Kenya's elephants experience baby boom after bountiful rainy seasons
Video report by ITV News Correspondent Chloe Keedy
The elephants of Kenya are experiencing a baby boom after increased rainfall has led to more grass for the mothers and calves to eat.
Kenya now has twice as many elephants as it did 30 years ago, around 35,000 - although this is still a fraction of the 166,000 they used to have in 1973.
Two good rainy seasons in a row over national parks has led to more calves being born.
The current boom is thought to be due to a good rainy season in 2018, as elephant pregnancies can last up to 22 months.
Some 205 births have been recorded so far this year - a new record.

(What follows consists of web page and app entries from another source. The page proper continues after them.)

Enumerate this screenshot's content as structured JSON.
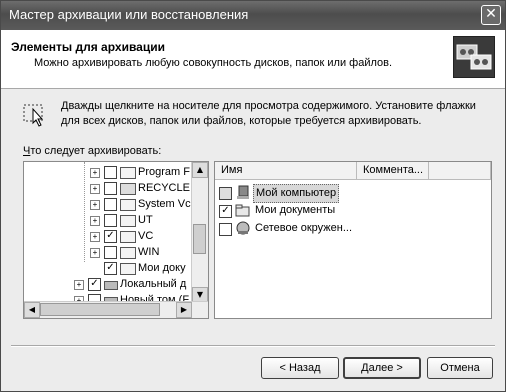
{
  "window": {
    "title": "Мастер архивации или восстановления",
    "close_label": "✕"
  },
  "header": {
    "title": "Элементы для архивации",
    "subtitle": "Можно архивировать любую совокупность дисков, папок или файлов."
  },
  "instruction": "Дважды щелкните на носителе для просмотра содержимого. Установите флажки для всех дисков, папок или файлов, которые требуется архивировать.",
  "tree": {
    "label": "Что следует архивировать:",
    "label_mnemonic": "Ч",
    "label_rest": "то следует архивировать:",
    "items": [
      {
        "label": "Program F",
        "checked": false
      },
      {
        "label": "RECYCLE",
        "checked": false
      },
      {
        "label": "System Vc",
        "checked": false
      },
      {
        "label": "UT",
        "checked": false
      },
      {
        "label": "VC",
        "checked": true
      },
      {
        "label": "WIN",
        "checked": false
      },
      {
        "label": "Мои доку",
        "checked": true
      },
      {
        "label": "Локальный д",
        "checked": true
      },
      {
        "label": "Новый том (F",
        "checked": false
      }
    ]
  },
  "list": {
    "columns": [
      "Имя",
      "Коммента..."
    ],
    "rows": [
      {
        "label": "Мой компьютер",
        "checked": false,
        "icon": "computer-icon"
      },
      {
        "label": "Мои документы",
        "checked": true,
        "icon": "documents-icon"
      },
      {
        "label": "Сетевое окружен...",
        "checked": false,
        "icon": "network-icon"
      }
    ]
  },
  "buttons": {
    "back": "< Назад",
    "next": "Далее >",
    "cancel": "Отмена"
  }
}
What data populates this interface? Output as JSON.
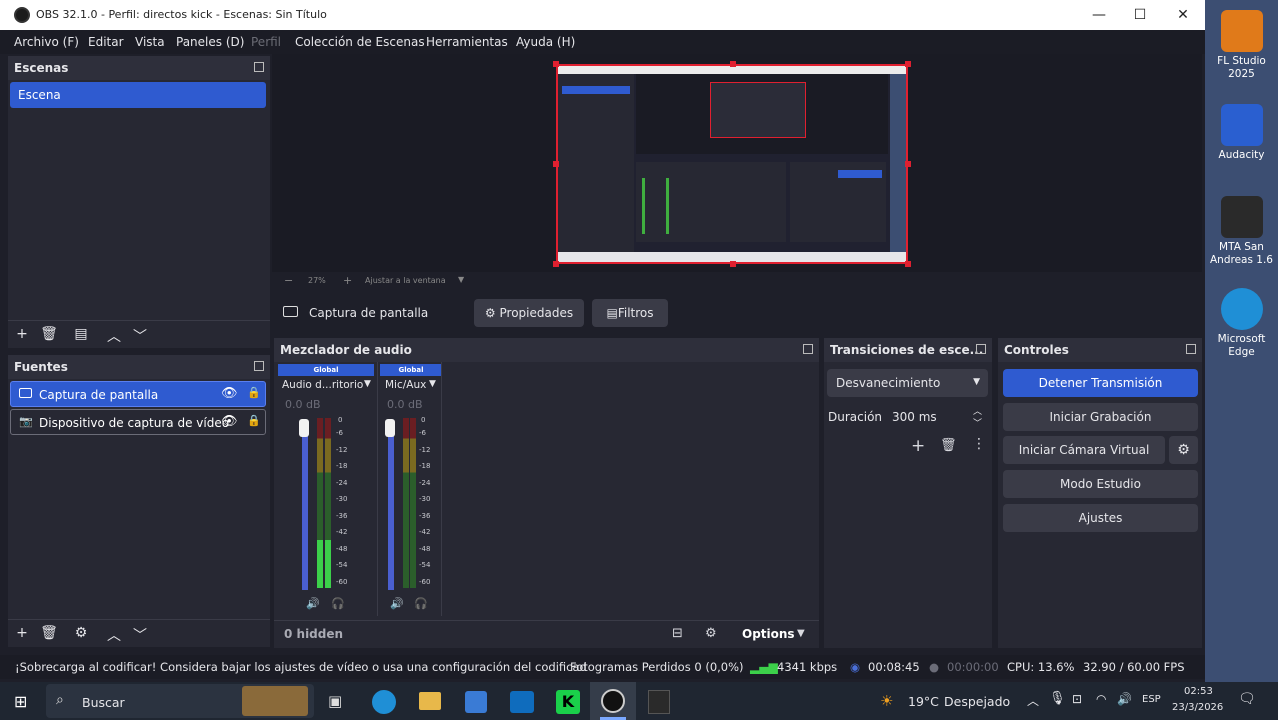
{
  "window": {
    "title": "OBS 32.1.0 - Perfil: directos kick - Escenas: Sin Título",
    "minimize": "—",
    "maximize": "☐",
    "close": "✕"
  },
  "menu": [
    "Archivo (F)",
    "Editar",
    "Vista",
    "Paneles (D)",
    "Perfil",
    "Colección de Escenas",
    "Herramientas",
    "Ayuda (H)"
  ],
  "scenes": {
    "title": "Escenas",
    "items": [
      "Escena"
    ]
  },
  "sources": {
    "title": "Fuentes",
    "items": [
      "Captura de pantalla",
      "Dispositivo de captura de vídeo"
    ]
  },
  "preview": {
    "zoom": "27%",
    "fit_label": "Ajustar a la ventana"
  },
  "source_bar": {
    "source_name": "Captura de pantalla",
    "properties": "Propiedades",
    "filters": "Filtros"
  },
  "mixer": {
    "title": "Mezclador de audio",
    "channels": [
      {
        "tag": "Global",
        "name": "Audio d...ritorio",
        "db": "0.0 dB"
      },
      {
        "tag": "Global",
        "name": "Mic/Aux",
        "db": "0.0 dB"
      }
    ],
    "ticks": [
      "0",
      "-6",
      "-12",
      "-18",
      "-24",
      "-30",
      "-36",
      "-42",
      "-48",
      "-54",
      "-60"
    ],
    "hidden": "0 hidden",
    "options": "Options"
  },
  "transitions": {
    "title": "Transiciones de esce...",
    "type": "Desvanecimiento",
    "duration_label": "Duración",
    "duration_value": "300 ms"
  },
  "controls": {
    "title": "Controles",
    "stop_stream": "Detener Transmisión",
    "start_record": "Iniciar Grabación",
    "virtual_cam": "Iniciar Cámara Virtual",
    "studio_mode": "Modo Estudio",
    "settings": "Ajustes"
  },
  "status": {
    "warning": "¡Sobrecarga al codificar! Considera bajar los ajustes de vídeo o usa una configuración del codificad",
    "dropped": "Fotogramas Perdidos 0 (0,0%)",
    "bitrate": "4341 kbps",
    "stream_time": "00:08:45",
    "rec_time": "00:00:00",
    "cpu": "CPU: 13.6%",
    "fps": "32.90 / 60.00 FPS"
  },
  "taskbar": {
    "search": "Buscar",
    "weather_temp": "19°C",
    "weather_desc": "Despejado",
    "lang": "ESP",
    "time": "02:53",
    "date": "23/3/2026"
  },
  "desktop_icons": [
    {
      "label": "FL Studio 2025",
      "color": "#e07a1a"
    },
    {
      "label": "Audacity",
      "color": "#2a5fd0"
    },
    {
      "label": "MTA San Andreas 1.6",
      "color": "#2a2a2a"
    },
    {
      "label": "Microsoft Edge",
      "color": "#1f8fd6"
    }
  ]
}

The animals have long been hunted by poachers for their ivory tusks, decimating their herds.